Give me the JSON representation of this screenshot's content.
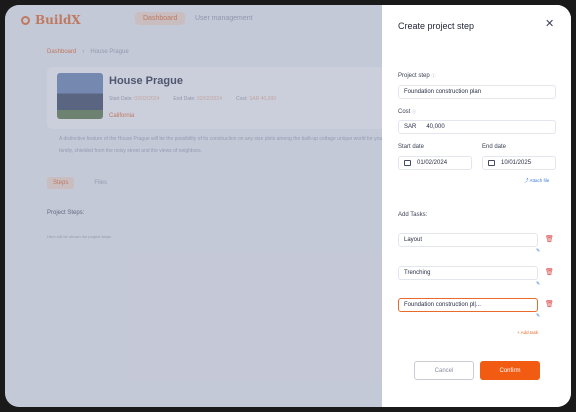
{
  "app": {
    "logo_text": "BuildX",
    "nav": [
      "Dashboard",
      "User management"
    ]
  },
  "breadcrumb": [
    "Dashboard",
    "House Prague"
  ],
  "project": {
    "title": "House Prague",
    "start_label": "Start Date:",
    "start_value": "02/02/2024",
    "end_label": "End Date:",
    "end_value": "02/02/2024",
    "cost_label": "Cost:",
    "cost_value": "SAR 40,000",
    "location": "California",
    "description": "A distinctive feature of the House Prague will be the possibility of its construction on any size plots among the built-up cottage unique world for your family, shielded from the noisy street and the views of neighbors."
  },
  "tabs": [
    "Steps",
    "Files"
  ],
  "steps": {
    "heading": "Project Steps:",
    "empty": "Here will be shown the project steps"
  },
  "panel": {
    "title": "Create project step",
    "step_label": "Project step",
    "step_value": "Foundation construction plan",
    "cost_label": "Cost",
    "currency": "SAR",
    "cost_value": "40,000",
    "start_label": "Start date",
    "start_value": "01/02/2024",
    "end_label": "End date",
    "end_value": "10/01/2025",
    "attach": "Attach file",
    "tasks_label": "Add Tasks:",
    "tasks": [
      "Layout",
      "Trenching",
      "Foundation construction pl|..."
    ],
    "add_task": "+ Add task",
    "cancel": "Cancel",
    "confirm": "Confirm"
  },
  "colors": {
    "accent": "#f25c12",
    "link": "#3b78d6",
    "danger": "#d64545"
  }
}
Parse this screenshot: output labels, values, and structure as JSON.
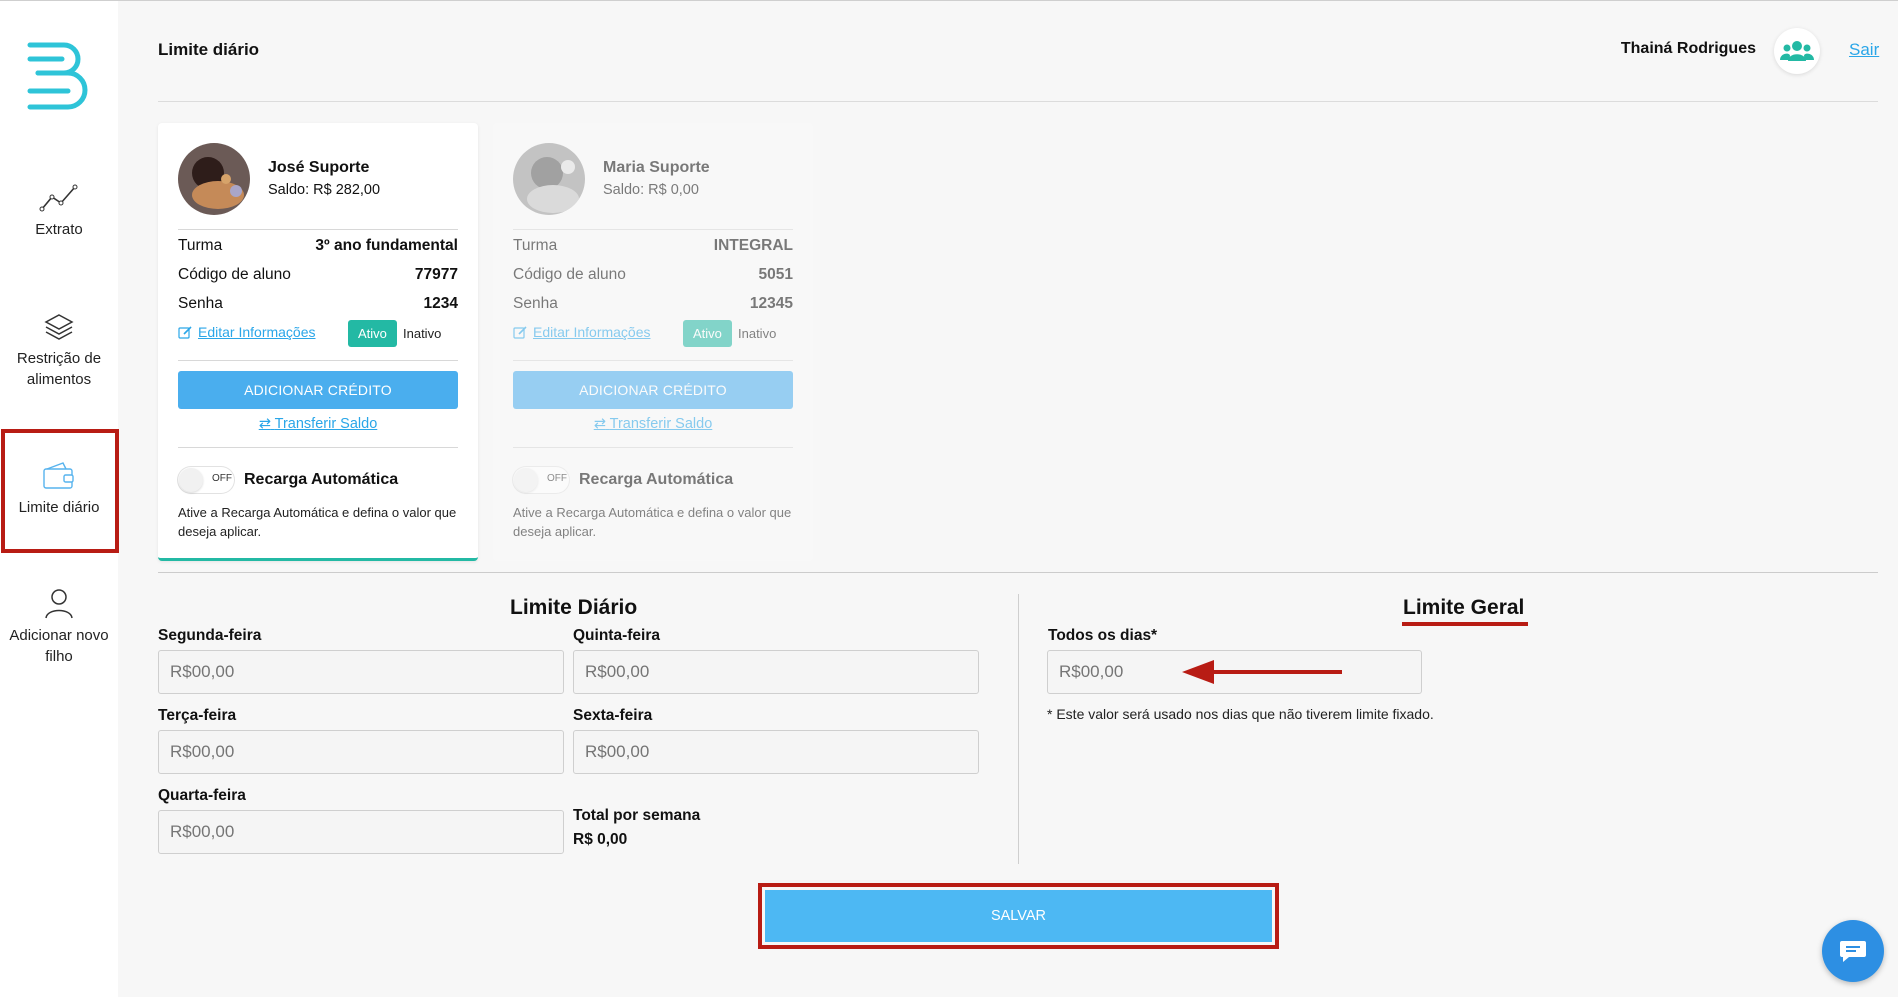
{
  "colors": {
    "accent": "#4aaeee",
    "active_badge": "#23b9a4",
    "annotation_red": "#b81c14",
    "link": "#2aa6e8"
  },
  "sidebar": {
    "items": [
      {
        "label": "Extrato",
        "icon": "line-chart-icon"
      },
      {
        "label": "Restrição de alimentos",
        "icon": "layers-icon"
      },
      {
        "label": "Limite diário",
        "icon": "wallet-icon"
      },
      {
        "label": "Adicionar novo filho",
        "icon": "user-icon"
      }
    ]
  },
  "header": {
    "title": "Limite diário",
    "user_name": "Thainá Rodrigues",
    "logout": "Sair"
  },
  "students": [
    {
      "name": "José Suporte",
      "balance": "Saldo: R$ 282,00",
      "turma_label": "Turma",
      "turma": "3º ano fundamental",
      "codigo_label": "Código de aluno",
      "codigo": "77977",
      "senha_label": "Senha",
      "senha": "1234",
      "edit_link": "Editar Informações",
      "status_on": "Ativo",
      "status_off": "Inativo",
      "credit_button": "ADICIONAR CRÉDITO",
      "transfer_link": "Transferir Saldo",
      "toggle_label": "OFF",
      "recharge_title": "Recarga Automática",
      "recharge_desc": "Ative a Recarga Automática e defina o valor que deseja aplicar."
    },
    {
      "name": "Maria Suporte",
      "balance": "Saldo: R$ 0,00",
      "turma_label": "Turma",
      "turma": "INTEGRAL",
      "codigo_label": "Código de aluno",
      "codigo": "5051",
      "senha_label": "Senha",
      "senha": "12345",
      "edit_link": "Editar Informações",
      "status_on": "Ativo",
      "status_off": "Inativo",
      "credit_button": "ADICIONAR CRÉDITO",
      "transfer_link": "Transferir Saldo",
      "toggle_label": "OFF",
      "recharge_title": "Recarga Automática",
      "recharge_desc": "Ative a Recarga Automática e defina o valor que deseja aplicar."
    }
  ],
  "daily_limit": {
    "title": "Limite Diário",
    "days": [
      {
        "label": "Segunda-feira",
        "placeholder": "R$00,00"
      },
      {
        "label": "Quinta-feira",
        "placeholder": "R$00,00"
      },
      {
        "label": "Terça-feira",
        "placeholder": "R$00,00"
      },
      {
        "label": "Sexta-feira",
        "placeholder": "R$00,00"
      },
      {
        "label": "Quarta-feira",
        "placeholder": "R$00,00"
      }
    ],
    "total_label": "Total por semana",
    "total_value": "R$ 0,00"
  },
  "general_limit": {
    "title": "Limite Geral",
    "field_label": "Todos os dias*",
    "placeholder": "R$00,00",
    "note": "* Este valor será usado nos dias que não tiverem limite fixado."
  },
  "save_button": "SALVAR"
}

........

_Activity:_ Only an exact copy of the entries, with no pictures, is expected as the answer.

_Problem solution:_
Give me the JSON representation of this screenshot's content.
{
  "app": {
    "logo_text": "BuildX",
    "nav": [
      "Dashboard",
      "User management"
    ]
  },
  "breadcrumb": [
    "Dashboard",
    "House Prague"
  ],
  "project": {
    "title": "House Prague",
    "start_label": "Start Date:",
    "start_value": "02/02/2024",
    "end_label": "End Date:",
    "end_value": "02/02/2024",
    "cost_label": "Cost:",
    "cost_value": "SAR 40,000",
    "location": "California",
    "description": "A distinctive feature of the House Prague will be the possibility of its construction on any size plots among the built-up cottage unique world for your family, shielded from the noisy street and the views of neighbors."
  },
  "tabs": [
    "Steps",
    "Files"
  ],
  "steps": {
    "heading": "Project Steps:",
    "empty": "Here will be shown the project steps"
  },
  "panel": {
    "title": "Create project step",
    "step_label": "Project step",
    "step_value": "Foundation construction plan",
    "cost_label": "Cost",
    "currency": "SAR",
    "cost_value": "40,000",
    "start_label": "Start date",
    "start_value": "01/02/2024",
    "end_label": "End date",
    "end_value": "10/01/2025",
    "attach": "Attach file",
    "tasks_label": "Add Tasks:",
    "tasks": [
      "Layout",
      "Trenching",
      "Foundation construction pl|..."
    ],
    "add_task": "+ Add task",
    "cancel": "Cancel",
    "confirm": "Confirm"
  },
  "colors": {
    "accent": "#f25c12",
    "link": "#3b78d6",
    "danger": "#d64545"
  }
}
Parse this screenshot: output labels, values, and structure as JSON.
{
  "colors": {
    "accent": "#4aaeee",
    "active_badge": "#23b9a4",
    "annotation_red": "#b81c14",
    "link": "#2aa6e8"
  },
  "sidebar": {
    "items": [
      {
        "label": "Extrato",
        "icon": "line-chart-icon"
      },
      {
        "label": "Restrição de alimentos",
        "icon": "layers-icon"
      },
      {
        "label": "Limite diário",
        "icon": "wallet-icon"
      },
      {
        "label": "Adicionar novo filho",
        "icon": "user-icon"
      }
    ]
  },
  "header": {
    "title": "Limite diário",
    "user_name": "Thainá Rodrigues",
    "logout": "Sair"
  },
  "students": [
    {
      "name": "José Suporte",
      "balance": "Saldo: R$ 282,00",
      "turma_label": "Turma",
      "turma": "3º ano fundamental",
      "codigo_label": "Código de aluno",
      "codigo": "77977",
      "senha_label": "Senha",
      "senha": "1234",
      "edit_link": "Editar Informações",
      "status_on": "Ativo",
      "status_off": "Inativo",
      "credit_button": "ADICIONAR CRÉDITO",
      "transfer_link": "Transferir Saldo",
      "toggle_label": "OFF",
      "recharge_title": "Recarga Automática",
      "recharge_desc": "Ative a Recarga Automática e defina o valor que deseja aplicar."
    },
    {
      "name": "Maria Suporte",
      "balance": "Saldo: R$ 0,00",
      "turma_label": "Turma",
      "turma": "INTEGRAL",
      "codigo_label": "Código de aluno",
      "codigo": "5051",
      "senha_label": "Senha",
      "senha": "12345",
      "edit_link": "Editar Informações",
      "status_on": "Ativo",
      "status_off": "Inativo",
      "credit_button": "ADICIONAR CRÉDITO",
      "transfer_link": "Transferir Saldo",
      "toggle_label": "OFF",
      "recharge_title": "Recarga Automática",
      "recharge_desc": "Ative a Recarga Automática e defina o valor que deseja aplicar."
    }
  ],
  "daily_limit": {
    "title": "Limite Diário",
    "days": [
      {
        "label": "Segunda-feira",
        "placeholder": "R$00,00"
      },
      {
        "label": "Quinta-feira",
        "placeholder": "R$00,00"
      },
      {
        "label": "Terça-feira",
        "placeholder": "R$00,00"
      },
      {
        "label": "Sexta-feira",
        "placeholder": "R$00,00"
      },
      {
        "label": "Quarta-feira",
        "placeholder": "R$00,00"
      }
    ],
    "total_label": "Total por semana",
    "total_value": "R$ 0,00"
  },
  "general_limit": {
    "title": "Limite Geral",
    "field_label": "Todos os dias*",
    "placeholder": "R$00,00",
    "note": "* Este valor será usado nos dias que não tiverem limite fixado."
  },
  "save_button": "SALVAR"
}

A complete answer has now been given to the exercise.